Figuring out which gun fits their needs at NRA's Women on Target
Centreville, Virginia -
Ever think about attending one of NRA's Women on Target clinics?
Wonder what there is to learn?
Or maybe it's a question of what type of women go to such things? Women like Casey Saggers and Jennifer Boughton.
Now grizzled veterans of our Centreville, Virginia clinic, Saggers and Boughton came out that day for two very different reasons. Saggers, product of a Law Enforcement upbringing, was looking to buy a gun. Boughton, with thirteen years of military service under her belt, was looking for a little fun.
"In the military, a lot of the times when you're shooting in a range like this, there's a lot of pressure to qualify," Boughton explained. "Your performance determines your eligibility for promotion, special training, things like that. And you shoot one type of pistol. It's really fun to come out and shoot different types of guns."
Which is exactly what most can expect at an NRA Women on Target Instructional Shooting Clinic. Create so women have an opportunity to learn all about firearms and to gain confidence in their shooting skills, these workshops also a great place to learn what gun works best for you.
"Here I get to shoot a variety of guns," said Saggers "When you go to a gun shop, that's not always the case. You can hold them, you can look at them, pet them if you like. It's about trying things out. The experience."
The experience taught these two that there's fun to be had in the shooting sports. Fun and responsibility. That's where the Buying and Caring class comes into play.
One of the five classes available to all in attendance (shotgun, rifle/pistol, archery and Refuse to be a Victim making up the rest), Buying and Caring explains the basics for first time gun buyers. How to choose, how to clean, how to store and more.
"I want to know how to buy a gun and what to expect when I bring it home," said Saggers. "How do you know if you don't know?"
Now she knows. And she also knows that a day on the range can be an exhilarating experience.
"The shotguns. They were fun. Shooting at a moving target and the instant gratification of see the clays explode. That was great. But I kind of enjoyed the pistol environment too."
Now armed with that knowledge, there's ever chance that ladies like Saggers and Boughton will find their way back to the range. Having fun, staying safe, and maybe passing on some of that newfound knowledge too.
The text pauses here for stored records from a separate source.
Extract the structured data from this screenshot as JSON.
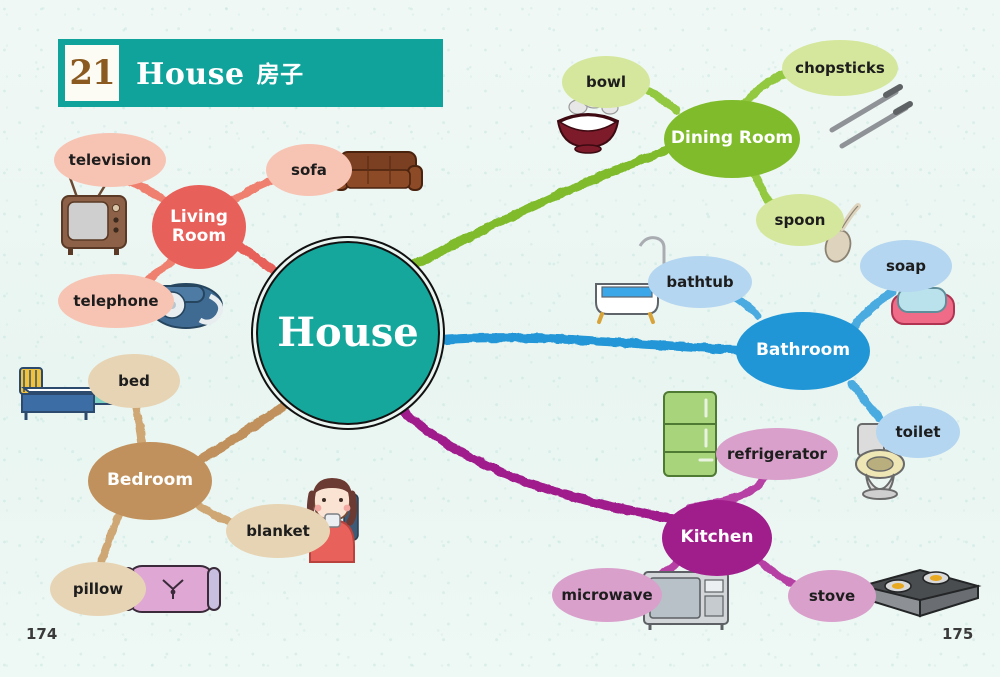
{
  "header": {
    "unit_number": "21",
    "title_en": "House",
    "title_cn": "房子",
    "bar_color": "#10a39b",
    "number_color": "#8a5a20"
  },
  "center": {
    "label": "House",
    "color": "#16a79c"
  },
  "page_numbers": {
    "left": "174",
    "right": "175"
  },
  "chart_data": {
    "type": "diagram",
    "title": "House mind map",
    "center": "House",
    "branches": [
      {
        "name": "Living Room",
        "hub_color": "#e8605a",
        "leaf_color": "#f7c3b3",
        "leaves": [
          {
            "label": "television",
            "icon": "television-icon"
          },
          {
            "label": "sofa",
            "icon": "sofa-icon"
          },
          {
            "label": "telephone",
            "icon": "telephone-icon"
          }
        ]
      },
      {
        "name": "Dining Room",
        "hub_color": "#7fbb2b",
        "leaf_color": "#d5e79c",
        "leaves": [
          {
            "label": "bowl",
            "icon": "rice-bowl-icon"
          },
          {
            "label": "chopsticks",
            "icon": "chopsticks-icon"
          },
          {
            "label": "spoon",
            "icon": "spoon-icon"
          }
        ]
      },
      {
        "name": "Bathroom",
        "hub_color": "#2196d6",
        "leaf_color": "#b4d6f0",
        "leaves": [
          {
            "label": "bathtub",
            "icon": "bathtub-icon"
          },
          {
            "label": "soap",
            "icon": "soap-icon"
          },
          {
            "label": "toilet",
            "icon": "toilet-icon"
          }
        ]
      },
      {
        "name": "Kitchen",
        "hub_color": "#a01e8c",
        "leaf_color": "#d9a0cc",
        "leaves": [
          {
            "label": "refrigerator",
            "icon": "refrigerator-icon"
          },
          {
            "label": "microwave",
            "icon": "microwave-icon"
          },
          {
            "label": "stove",
            "icon": "stove-icon"
          }
        ]
      },
      {
        "name": "Bedroom",
        "hub_color": "#c0915c",
        "leaf_color": "#e7d4b4",
        "leaves": [
          {
            "label": "bed",
            "icon": "bed-icon"
          },
          {
            "label": "blanket",
            "icon": "girl-with-blanket-icon"
          },
          {
            "label": "pillow",
            "icon": "pillow-icon"
          }
        ]
      }
    ]
  },
  "nodes": {
    "living_room": {
      "label": "Living\nRoom"
    },
    "dining_room": {
      "label": "Dining Room"
    },
    "bathroom": {
      "label": "Bathroom"
    },
    "kitchen": {
      "label": "Kitchen"
    },
    "bedroom": {
      "label": "Bedroom"
    },
    "television": {
      "label": "television"
    },
    "sofa": {
      "label": "sofa"
    },
    "telephone": {
      "label": "telephone"
    },
    "bowl": {
      "label": "bowl"
    },
    "chopsticks": {
      "label": "chopsticks"
    },
    "spoon": {
      "label": "spoon"
    },
    "bathtub": {
      "label": "bathtub"
    },
    "soap": {
      "label": "soap"
    },
    "toilet": {
      "label": "toilet"
    },
    "refrigerator": {
      "label": "refrigerator"
    },
    "microwave": {
      "label": "microwave"
    },
    "stove": {
      "label": "stove"
    },
    "bed": {
      "label": "bed"
    },
    "blanket": {
      "label": "blanket"
    },
    "pillow": {
      "label": "pillow"
    }
  }
}
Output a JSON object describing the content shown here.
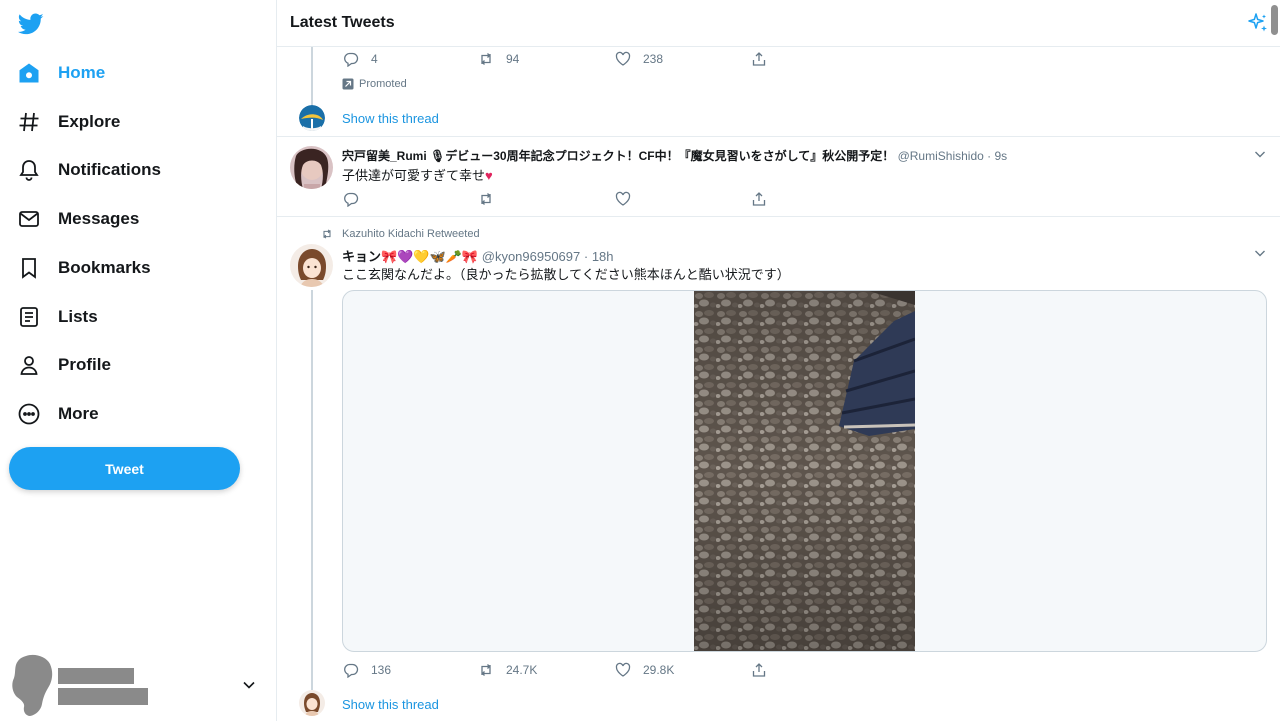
{
  "sidebar": {
    "logo": "twitter-bird-icon",
    "items": [
      {
        "label": "Home",
        "icon": "home-icon",
        "active": true
      },
      {
        "label": "Explore",
        "icon": "hashtag-icon"
      },
      {
        "label": "Notifications",
        "icon": "bell-icon"
      },
      {
        "label": "Messages",
        "icon": "envelope-icon"
      },
      {
        "label": "Bookmarks",
        "icon": "bookmark-icon"
      },
      {
        "label": "Lists",
        "icon": "list-icon"
      },
      {
        "label": "Profile",
        "icon": "person-icon"
      },
      {
        "label": "More",
        "icon": "more-circle-icon"
      }
    ],
    "tweet_button": "Tweet"
  },
  "header": {
    "title": "Latest Tweets",
    "icon": "sparkle-icon"
  },
  "colors": {
    "accent": "#1da1f2",
    "link": "#1b95e0",
    "muted": "#657786",
    "border": "#e6ecf0",
    "heart": "#e0245e"
  },
  "promoted_tweet": {
    "actions": {
      "reply": "4",
      "retweet": "94",
      "like": "238"
    },
    "promoted_label": "Promoted",
    "show_thread": "Show this thread"
  },
  "tweet1": {
    "name": "宍戸留美_Rumi 🎙デビュー30周年記念プロジェクト！CF中！『魔女見習いをさがして』秋公開予定！",
    "handle": "@RumiShishido",
    "time": "· 9s",
    "text": "子供達が可愛すぎて幸せ",
    "emoji": "♥",
    "actions": {
      "reply": "",
      "retweet": "",
      "like": ""
    }
  },
  "tweet2": {
    "retweeted_by": "Kazuhito Kidachi Retweeted",
    "name": "キョン🎀💜💛🦋🥕🎀",
    "handle": "@kyon96950697",
    "time": "· 18h",
    "text": "ここ玄関なんだよ。（良かったら拡散してください熊本ほんと酷い状況です）",
    "actions": {
      "reply": "136",
      "retweet": "24.7K",
      "like": "29.8K"
    },
    "show_thread": "Show this thread"
  }
}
"I need to buy a pistol," said Boughton. "I want to be able to protect myself. I'd also like to start teaching gun safety to my nephew so he's not taught that guns are bad. "
What more could you ask for?